• Five ways Baylor graduate students advance the Baylor mission

    A graduate student receives her hood at Commencement

    This week is Graduate Student Appreciation Week, a chance to celebrate the 5,500+ graduate students who pursue their calling at Baylor. Although they comprise nearly a quarter of BU’s overall enrollment, their contributions can fly under the radar — but not to those with whom they serve.

    “Being in the biology department, I use the metaphor of graduate students being the lifeblood of our university,” says Dr. Joe Taube (BS ’03), associate professor of biology. “Their teaching role is very important, and they’re the ones who end up driving the bus on research projects.”

    As we celebrate graduate students this week, here are five ways BU graduate students advance the Baylor mission.

    Teaching and Mentorship — For nearly 180 years, Baylor has been known for excellent undergraduate teaching, and its reputation remains elite. Graduate students play a meaningful rule in burnishing that reputation. In classrooms and labs, Baylor graduate students teach and mentor as they themselves are taught and mentored by their professors. Trained by Baylor’s outstanding teachers, graduate students receive excellent marks for teaching themselves, and they grow professionally through the process of teaching what they’ve learned to the next generation.

    Research — How does an institution like Baylor grow to become an R1 research university, recognized among the nation’s elite? There are plenty of standards to meet, but at a basic level, it means dozens of labs across campus are operating at a high level, earning major research grants and advancing knowledge in their discipline on a sustained basis. That wouldn’t happen without graduate students, who manage multiple research projects, write papers, interact with both professors and undergrads, and help their faculty mentors operate the lab on a daily basis — all at a level that helped elevate Baylor among the best of the best.

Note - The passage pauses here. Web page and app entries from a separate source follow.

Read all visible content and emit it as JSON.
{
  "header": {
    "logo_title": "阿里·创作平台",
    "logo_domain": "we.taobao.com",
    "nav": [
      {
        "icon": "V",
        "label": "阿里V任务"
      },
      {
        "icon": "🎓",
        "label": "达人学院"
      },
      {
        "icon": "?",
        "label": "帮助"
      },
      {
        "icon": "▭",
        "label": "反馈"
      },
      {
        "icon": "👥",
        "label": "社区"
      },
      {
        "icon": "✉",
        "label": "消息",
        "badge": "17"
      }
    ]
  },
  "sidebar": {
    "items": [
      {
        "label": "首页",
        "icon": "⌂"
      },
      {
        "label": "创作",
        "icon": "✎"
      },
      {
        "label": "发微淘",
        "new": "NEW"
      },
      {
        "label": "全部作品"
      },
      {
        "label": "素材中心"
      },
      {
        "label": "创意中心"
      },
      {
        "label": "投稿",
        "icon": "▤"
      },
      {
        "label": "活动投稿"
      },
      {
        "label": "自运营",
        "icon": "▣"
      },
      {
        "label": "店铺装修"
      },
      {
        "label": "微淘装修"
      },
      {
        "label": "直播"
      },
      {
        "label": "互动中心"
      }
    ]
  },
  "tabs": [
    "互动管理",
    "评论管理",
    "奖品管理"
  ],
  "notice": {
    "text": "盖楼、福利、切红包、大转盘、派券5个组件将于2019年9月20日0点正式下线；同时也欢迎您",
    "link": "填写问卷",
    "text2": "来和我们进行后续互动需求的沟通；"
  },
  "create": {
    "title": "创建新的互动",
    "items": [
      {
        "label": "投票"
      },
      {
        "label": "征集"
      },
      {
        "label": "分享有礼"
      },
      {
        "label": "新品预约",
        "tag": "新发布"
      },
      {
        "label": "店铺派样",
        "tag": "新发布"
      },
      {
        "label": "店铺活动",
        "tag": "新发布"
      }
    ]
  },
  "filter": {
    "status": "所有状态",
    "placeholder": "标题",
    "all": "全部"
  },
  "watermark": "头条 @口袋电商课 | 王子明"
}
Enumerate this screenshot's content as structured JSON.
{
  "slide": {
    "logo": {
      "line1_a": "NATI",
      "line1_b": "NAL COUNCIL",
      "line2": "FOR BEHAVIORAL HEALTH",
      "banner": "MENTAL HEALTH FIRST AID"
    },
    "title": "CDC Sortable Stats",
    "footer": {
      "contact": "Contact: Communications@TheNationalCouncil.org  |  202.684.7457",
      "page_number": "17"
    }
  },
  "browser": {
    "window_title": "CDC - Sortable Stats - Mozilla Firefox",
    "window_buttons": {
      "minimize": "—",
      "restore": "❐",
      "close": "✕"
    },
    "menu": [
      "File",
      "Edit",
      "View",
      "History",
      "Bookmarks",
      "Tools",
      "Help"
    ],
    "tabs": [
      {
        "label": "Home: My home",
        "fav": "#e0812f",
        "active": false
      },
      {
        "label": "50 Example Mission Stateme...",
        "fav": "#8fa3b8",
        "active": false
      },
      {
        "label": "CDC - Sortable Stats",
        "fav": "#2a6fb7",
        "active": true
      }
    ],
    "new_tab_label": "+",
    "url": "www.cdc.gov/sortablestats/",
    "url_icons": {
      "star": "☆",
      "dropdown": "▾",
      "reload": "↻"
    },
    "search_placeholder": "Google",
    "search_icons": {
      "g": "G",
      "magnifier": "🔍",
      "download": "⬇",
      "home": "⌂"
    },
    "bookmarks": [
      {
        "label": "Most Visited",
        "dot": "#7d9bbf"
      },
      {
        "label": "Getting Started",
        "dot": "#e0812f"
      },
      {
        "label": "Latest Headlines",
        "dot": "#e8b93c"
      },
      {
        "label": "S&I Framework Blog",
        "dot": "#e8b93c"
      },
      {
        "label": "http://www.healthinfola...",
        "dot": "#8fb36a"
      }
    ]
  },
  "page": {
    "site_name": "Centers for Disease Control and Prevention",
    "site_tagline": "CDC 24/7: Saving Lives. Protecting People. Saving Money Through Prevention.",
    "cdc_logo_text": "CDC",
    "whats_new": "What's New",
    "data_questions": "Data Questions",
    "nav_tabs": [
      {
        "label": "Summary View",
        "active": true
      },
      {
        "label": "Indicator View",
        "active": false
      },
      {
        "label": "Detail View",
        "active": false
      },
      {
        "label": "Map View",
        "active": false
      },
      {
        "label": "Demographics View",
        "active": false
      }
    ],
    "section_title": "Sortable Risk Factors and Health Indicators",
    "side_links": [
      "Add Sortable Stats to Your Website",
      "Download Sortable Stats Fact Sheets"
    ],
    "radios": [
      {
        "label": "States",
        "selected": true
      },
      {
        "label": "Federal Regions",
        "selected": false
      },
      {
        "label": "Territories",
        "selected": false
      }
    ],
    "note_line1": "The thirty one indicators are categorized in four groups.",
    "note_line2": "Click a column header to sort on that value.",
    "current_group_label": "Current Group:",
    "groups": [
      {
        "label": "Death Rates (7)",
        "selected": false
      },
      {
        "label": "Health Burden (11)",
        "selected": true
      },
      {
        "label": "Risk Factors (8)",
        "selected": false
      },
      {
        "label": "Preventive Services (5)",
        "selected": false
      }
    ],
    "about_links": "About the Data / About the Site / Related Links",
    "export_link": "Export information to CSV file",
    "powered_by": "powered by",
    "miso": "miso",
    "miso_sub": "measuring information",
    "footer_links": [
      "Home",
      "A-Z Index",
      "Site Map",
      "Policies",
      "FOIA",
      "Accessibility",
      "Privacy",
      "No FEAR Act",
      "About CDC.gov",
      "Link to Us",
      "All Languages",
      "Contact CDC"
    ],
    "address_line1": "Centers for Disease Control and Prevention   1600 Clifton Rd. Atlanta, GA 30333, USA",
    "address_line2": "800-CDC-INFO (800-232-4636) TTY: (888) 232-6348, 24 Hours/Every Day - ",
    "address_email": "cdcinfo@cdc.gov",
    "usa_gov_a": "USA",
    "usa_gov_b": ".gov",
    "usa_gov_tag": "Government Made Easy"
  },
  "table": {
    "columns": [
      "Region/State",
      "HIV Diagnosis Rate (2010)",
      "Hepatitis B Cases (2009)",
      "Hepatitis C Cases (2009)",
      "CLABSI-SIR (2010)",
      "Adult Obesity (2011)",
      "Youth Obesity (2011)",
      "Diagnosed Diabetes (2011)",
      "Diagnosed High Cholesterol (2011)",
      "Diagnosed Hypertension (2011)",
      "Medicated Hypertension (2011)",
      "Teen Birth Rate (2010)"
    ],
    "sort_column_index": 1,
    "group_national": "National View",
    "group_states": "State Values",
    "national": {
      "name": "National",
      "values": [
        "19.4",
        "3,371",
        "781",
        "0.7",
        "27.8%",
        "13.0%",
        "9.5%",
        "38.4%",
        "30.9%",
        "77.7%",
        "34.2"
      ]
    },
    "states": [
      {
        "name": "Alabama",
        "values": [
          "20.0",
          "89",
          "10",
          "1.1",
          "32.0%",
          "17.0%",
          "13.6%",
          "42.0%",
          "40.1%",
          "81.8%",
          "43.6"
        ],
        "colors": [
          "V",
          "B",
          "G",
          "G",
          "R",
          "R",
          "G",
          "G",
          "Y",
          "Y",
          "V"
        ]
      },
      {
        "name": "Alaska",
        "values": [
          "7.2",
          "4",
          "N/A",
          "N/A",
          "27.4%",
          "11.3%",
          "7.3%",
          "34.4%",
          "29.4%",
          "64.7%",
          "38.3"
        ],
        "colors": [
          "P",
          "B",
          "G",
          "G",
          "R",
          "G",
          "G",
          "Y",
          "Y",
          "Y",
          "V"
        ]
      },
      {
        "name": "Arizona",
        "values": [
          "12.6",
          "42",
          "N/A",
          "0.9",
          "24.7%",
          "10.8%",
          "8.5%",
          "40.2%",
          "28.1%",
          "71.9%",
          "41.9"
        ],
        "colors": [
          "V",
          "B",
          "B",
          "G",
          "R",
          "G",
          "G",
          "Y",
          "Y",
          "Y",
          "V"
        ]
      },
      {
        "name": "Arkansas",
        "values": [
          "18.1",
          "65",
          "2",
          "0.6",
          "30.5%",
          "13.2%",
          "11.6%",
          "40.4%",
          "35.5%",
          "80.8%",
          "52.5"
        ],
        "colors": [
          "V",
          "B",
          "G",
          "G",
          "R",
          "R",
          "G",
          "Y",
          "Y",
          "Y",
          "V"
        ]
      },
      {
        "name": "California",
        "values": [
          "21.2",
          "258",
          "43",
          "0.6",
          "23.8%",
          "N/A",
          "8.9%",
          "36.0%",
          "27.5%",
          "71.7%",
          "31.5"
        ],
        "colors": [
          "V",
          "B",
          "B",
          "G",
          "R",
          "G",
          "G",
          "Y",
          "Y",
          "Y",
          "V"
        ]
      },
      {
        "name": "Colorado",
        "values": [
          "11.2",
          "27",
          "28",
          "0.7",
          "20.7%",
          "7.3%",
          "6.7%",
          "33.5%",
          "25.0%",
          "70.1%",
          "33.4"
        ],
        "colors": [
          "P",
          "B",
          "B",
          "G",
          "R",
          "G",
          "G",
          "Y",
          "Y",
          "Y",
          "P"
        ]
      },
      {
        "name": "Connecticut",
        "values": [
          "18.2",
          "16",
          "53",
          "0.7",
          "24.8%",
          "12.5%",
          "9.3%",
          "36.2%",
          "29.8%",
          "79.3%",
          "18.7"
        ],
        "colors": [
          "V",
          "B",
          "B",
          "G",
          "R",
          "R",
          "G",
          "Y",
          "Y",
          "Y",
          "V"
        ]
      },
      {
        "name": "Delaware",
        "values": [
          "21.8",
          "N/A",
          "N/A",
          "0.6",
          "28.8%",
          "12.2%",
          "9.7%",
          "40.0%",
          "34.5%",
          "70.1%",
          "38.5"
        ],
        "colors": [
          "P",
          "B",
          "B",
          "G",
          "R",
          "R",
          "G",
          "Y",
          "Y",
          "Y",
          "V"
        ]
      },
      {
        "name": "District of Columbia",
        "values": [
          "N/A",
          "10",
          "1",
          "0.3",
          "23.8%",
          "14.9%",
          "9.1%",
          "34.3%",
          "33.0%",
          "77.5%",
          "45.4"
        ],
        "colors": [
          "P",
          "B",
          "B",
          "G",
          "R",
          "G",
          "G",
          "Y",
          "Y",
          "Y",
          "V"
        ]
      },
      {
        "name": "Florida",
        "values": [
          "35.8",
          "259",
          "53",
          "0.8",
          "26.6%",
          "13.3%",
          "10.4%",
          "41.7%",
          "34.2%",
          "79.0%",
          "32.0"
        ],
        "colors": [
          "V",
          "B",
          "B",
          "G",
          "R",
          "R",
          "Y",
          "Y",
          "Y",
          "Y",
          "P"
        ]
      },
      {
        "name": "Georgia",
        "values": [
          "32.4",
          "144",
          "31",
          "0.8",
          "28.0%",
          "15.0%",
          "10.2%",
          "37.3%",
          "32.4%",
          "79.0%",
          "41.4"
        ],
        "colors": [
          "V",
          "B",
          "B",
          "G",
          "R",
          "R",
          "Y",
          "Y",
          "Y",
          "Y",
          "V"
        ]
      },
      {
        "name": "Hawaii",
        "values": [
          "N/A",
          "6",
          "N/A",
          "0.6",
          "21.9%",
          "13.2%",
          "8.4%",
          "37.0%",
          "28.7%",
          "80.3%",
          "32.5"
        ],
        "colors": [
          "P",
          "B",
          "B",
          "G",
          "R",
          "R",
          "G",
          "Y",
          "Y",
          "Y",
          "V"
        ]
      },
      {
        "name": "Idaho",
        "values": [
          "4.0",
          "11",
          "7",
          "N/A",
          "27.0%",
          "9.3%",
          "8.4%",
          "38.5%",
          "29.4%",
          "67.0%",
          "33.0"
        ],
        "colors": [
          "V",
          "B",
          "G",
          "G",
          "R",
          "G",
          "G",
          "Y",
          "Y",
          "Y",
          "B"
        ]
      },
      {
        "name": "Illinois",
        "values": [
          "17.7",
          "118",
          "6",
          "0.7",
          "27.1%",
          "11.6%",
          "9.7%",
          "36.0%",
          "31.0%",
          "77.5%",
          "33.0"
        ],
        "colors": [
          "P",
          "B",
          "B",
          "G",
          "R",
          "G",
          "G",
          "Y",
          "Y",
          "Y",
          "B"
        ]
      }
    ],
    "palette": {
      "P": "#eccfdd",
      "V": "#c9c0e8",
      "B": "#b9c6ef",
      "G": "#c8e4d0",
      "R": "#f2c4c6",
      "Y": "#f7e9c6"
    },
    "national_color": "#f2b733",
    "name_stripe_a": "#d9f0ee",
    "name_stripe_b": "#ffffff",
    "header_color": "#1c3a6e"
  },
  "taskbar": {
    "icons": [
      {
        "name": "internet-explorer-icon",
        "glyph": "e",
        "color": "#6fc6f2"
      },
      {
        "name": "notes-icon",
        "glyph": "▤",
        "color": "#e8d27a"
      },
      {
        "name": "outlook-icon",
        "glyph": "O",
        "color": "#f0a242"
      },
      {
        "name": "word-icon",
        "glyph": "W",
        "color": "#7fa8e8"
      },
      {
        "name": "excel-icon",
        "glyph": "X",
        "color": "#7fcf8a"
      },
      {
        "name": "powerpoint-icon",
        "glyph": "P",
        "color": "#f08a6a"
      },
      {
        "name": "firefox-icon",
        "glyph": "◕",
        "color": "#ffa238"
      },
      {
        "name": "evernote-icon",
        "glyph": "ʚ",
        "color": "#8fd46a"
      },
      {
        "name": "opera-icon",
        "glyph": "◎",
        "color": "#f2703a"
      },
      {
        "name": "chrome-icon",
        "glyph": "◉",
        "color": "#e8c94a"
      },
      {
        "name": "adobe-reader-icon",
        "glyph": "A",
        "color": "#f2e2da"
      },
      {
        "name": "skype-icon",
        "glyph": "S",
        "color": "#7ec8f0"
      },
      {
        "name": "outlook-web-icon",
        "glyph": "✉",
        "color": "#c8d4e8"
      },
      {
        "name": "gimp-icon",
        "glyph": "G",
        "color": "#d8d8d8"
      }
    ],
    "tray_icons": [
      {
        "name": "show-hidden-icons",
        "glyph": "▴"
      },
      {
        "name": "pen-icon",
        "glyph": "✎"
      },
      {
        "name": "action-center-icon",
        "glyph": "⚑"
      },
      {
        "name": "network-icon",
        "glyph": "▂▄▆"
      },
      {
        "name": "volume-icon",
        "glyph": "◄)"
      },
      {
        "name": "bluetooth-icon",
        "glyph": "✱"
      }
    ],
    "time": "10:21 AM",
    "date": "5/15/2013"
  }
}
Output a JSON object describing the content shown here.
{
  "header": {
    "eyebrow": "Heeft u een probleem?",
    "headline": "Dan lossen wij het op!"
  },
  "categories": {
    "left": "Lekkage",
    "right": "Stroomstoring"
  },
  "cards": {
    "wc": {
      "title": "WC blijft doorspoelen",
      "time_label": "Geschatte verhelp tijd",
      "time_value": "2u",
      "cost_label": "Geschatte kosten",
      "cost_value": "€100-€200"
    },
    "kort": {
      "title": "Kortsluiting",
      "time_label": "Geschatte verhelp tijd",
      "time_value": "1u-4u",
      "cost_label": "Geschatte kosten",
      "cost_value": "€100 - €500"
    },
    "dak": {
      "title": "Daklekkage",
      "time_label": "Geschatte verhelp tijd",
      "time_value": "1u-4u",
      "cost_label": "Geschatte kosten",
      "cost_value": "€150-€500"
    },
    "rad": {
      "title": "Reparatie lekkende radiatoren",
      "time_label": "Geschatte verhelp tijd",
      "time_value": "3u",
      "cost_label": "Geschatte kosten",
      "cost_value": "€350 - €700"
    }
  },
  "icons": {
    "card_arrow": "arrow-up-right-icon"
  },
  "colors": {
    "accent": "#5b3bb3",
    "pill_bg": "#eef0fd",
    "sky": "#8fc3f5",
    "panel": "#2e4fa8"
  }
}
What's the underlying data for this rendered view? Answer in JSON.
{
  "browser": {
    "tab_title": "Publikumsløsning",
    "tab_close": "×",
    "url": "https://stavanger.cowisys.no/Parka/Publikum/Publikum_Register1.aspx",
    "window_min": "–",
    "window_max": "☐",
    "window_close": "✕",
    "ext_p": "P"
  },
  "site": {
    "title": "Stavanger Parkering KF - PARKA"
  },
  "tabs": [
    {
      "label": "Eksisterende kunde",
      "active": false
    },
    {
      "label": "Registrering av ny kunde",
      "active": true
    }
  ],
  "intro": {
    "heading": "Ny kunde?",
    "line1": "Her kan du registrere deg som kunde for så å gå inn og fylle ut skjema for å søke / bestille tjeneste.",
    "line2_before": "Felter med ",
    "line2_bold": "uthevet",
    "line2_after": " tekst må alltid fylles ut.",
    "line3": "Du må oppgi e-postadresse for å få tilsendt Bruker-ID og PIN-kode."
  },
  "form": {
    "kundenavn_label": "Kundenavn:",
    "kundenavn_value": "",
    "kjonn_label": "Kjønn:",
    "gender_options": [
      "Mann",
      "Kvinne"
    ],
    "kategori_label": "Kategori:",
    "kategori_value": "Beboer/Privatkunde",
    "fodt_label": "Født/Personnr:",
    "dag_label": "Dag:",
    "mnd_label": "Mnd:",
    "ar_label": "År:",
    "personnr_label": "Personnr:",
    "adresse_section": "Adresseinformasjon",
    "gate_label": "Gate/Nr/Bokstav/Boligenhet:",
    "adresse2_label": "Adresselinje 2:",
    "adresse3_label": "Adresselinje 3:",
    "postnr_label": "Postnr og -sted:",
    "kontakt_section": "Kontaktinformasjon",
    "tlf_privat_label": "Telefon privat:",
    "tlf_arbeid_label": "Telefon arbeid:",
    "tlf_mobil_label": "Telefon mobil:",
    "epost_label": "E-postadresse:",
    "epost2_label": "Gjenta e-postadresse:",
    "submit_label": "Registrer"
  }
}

    R1 Metrics — The Carnegie Classification of Institutions of Higher Education includes the number of doctoral degrees awarded as a benchmark for reaching R1 recognition. As Ph.D. students choose Baylor, they keep Baylor well above the threshold needed for R1 status. In fact, Baylor has enjoyed steady growth in the number of Ph.D. programs and students, with nearly 900 doctoral students currently enrolled.

    Real-World Impact — Not all Baylor graduate students are on campus. More than 3,000 students are part of Baylor’s Online & Hybrid Professional Education Program, learning remotely as they continue professional obligations all across the nation. With an average age of 34, they’re pursuing career advancement and impact in disciplines such as education, business, physical therapy, social work, and more.

    Extend the Baylor Line — As they leave Baylor with master’s degrees and Ph.D.s in hand, Baylor graduate students go out into the world and make their marks at other organizations or institutions. They’re in faculty positions at Penn, Cornell and dozens of other institutions of all types, not to mention research labs and industry positions around the globe. Baylor graduates stand out in these roles because of the training that prepares them to be salt and light in their chosen fields.

    Sic ’em, Baylor graduate students!